In an announcement on Wednesday, EuroAsia said it was ready “to provide any information or data” to the Audit Office in the event that the government decides to participate as a shareholder or provide a state guarantee.

The project has already secured a grant of €658 mln from the EU’s ‘Connecting Europe Facility’ that funds all European electricity and natural gas projects in an effort to disengage from dependence on Russian energy supplies, and also to set targets for lower CO2 emission levels by 2030 and near-zero by 2050.

The EuroAsia has also secured a further grant of €100 mln from the Recovery and Resilience Fund established to boost competitiveness within the Union, with the 1,000MW electricity interconnector expected to cost €1.9 bln for the Cyprus-Crete sector.

From Crete, the cable will link up through the IPTO grid across Greece and into continental Europe, while from the converter station in Cyprus, it will reach eastward to Israel, which is expected to face a power production shortfall by 2027.

Thus it will end the energy isolation of Cyprus.

IPTO has already expressed interest to participate in EuroAsia with a 25% stake, realising the project’s geopolitical importance in the eastern Mediterranean, while other institutions are also interested to invest.

One of these potential financiers is the European Investment Bank, which has already funded similar interconnector projects throughout the EU and would need some form of a state guarantee to underwrite a loan.

The press spokesman for the Audit Office said that for a direct state participation in the project’s equity or for a government guarantee, they would need to review the sustainability of the project, as they are tasked with safeguarding taxpayers’ money.

Since 2013

EuroAsia said the interconnector project is being implemented since 2013, in accordance with European regulations and the directives of the European Agency for Regulatory Authorities (ACER).

Its evaluation is carried out by applying the methodology of the European Association of National Electricity Transmission Operators ENTSO-E and the European Commission, it said.

The project is being implemented “with full transparency, consultations with all institutional and state bodies and the participation of the public,” EuroAsia said.

The progress of its implementation is supervised by the competent national and European authorities, such as the energy ministries of Cyprus and Greece, as well as the regulatory authorities, RAE and CERA.

It added that “the positive socio-economic benefits and sustainability have been positively evaluated and approved by the national and European competent authorities since 2017, based on the methodologies and cost-benefit analysis studies provided for by the European Regulation.


“The benefits and sustainability of the project have been evaluated and adopted by the EU in the context of securing €658 million in European funding, the largest that a project in Cyprus has historically received from the EU.”
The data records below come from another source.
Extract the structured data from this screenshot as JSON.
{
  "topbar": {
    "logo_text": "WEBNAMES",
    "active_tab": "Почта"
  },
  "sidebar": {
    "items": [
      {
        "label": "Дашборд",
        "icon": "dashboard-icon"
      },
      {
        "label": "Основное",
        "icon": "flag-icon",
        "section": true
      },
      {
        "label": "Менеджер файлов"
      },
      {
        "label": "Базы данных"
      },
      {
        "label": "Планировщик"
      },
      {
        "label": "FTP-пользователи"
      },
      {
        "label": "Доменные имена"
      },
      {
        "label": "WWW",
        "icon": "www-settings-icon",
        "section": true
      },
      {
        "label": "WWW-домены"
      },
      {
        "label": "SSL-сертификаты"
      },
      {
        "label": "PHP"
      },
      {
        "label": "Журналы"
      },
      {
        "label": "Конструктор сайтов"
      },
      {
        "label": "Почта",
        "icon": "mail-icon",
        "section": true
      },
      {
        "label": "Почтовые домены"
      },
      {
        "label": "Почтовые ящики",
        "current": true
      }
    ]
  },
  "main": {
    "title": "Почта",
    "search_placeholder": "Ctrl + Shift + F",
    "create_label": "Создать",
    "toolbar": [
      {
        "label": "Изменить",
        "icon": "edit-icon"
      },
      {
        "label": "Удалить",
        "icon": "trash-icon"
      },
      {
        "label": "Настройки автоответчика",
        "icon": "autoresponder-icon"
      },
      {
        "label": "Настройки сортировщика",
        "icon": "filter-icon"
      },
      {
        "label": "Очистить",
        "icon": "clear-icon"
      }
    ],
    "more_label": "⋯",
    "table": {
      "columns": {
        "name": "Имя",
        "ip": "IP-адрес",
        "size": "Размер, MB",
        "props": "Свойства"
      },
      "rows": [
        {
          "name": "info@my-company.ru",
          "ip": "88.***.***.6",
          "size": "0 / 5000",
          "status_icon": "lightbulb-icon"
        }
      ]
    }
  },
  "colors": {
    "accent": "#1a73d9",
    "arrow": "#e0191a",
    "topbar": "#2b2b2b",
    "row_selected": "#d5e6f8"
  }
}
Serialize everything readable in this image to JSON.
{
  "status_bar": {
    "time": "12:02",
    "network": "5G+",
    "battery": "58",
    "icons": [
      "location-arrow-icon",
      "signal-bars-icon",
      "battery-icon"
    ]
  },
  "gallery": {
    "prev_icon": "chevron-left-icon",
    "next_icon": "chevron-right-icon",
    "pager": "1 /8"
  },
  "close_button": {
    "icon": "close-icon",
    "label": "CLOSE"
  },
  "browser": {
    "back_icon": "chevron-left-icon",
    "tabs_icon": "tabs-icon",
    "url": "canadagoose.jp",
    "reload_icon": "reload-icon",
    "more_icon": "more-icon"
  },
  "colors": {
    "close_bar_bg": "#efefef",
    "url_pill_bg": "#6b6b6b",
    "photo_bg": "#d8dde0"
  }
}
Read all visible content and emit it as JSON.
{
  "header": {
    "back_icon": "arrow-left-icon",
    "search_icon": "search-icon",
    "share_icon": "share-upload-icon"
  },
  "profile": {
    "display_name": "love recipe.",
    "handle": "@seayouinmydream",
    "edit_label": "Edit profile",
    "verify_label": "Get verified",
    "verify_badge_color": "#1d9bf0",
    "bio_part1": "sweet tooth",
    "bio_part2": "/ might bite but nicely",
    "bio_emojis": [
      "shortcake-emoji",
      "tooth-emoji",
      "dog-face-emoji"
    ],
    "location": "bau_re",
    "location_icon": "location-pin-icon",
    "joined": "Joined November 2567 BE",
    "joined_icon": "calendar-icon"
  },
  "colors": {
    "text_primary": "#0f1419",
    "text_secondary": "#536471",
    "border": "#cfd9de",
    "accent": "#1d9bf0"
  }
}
EuroAsia said the project is a cross-border energy infrastructure electricity interconnection of public interest, with free access and use by all network users and significant socio-economic benefits, and is fully regulated by the competent authorities in all phases of its development, construction and operation.

After the recent signing of the record €1.43 bln contract with Nexans for the construction of the submarine cables, the project promoter is proceeding with the completion of the financing according to the financial plan.

“The participation of the Cypriot government, as a shareholder, is not a factor in completing the financing of the project and was not included in the financial plan. At the same time, the reference to the potential granting of state guarantees, if and when needed, arose from the possible financing of the project by the EIB, which in similar cases has been granted a state guarantee for the granting of a loan.”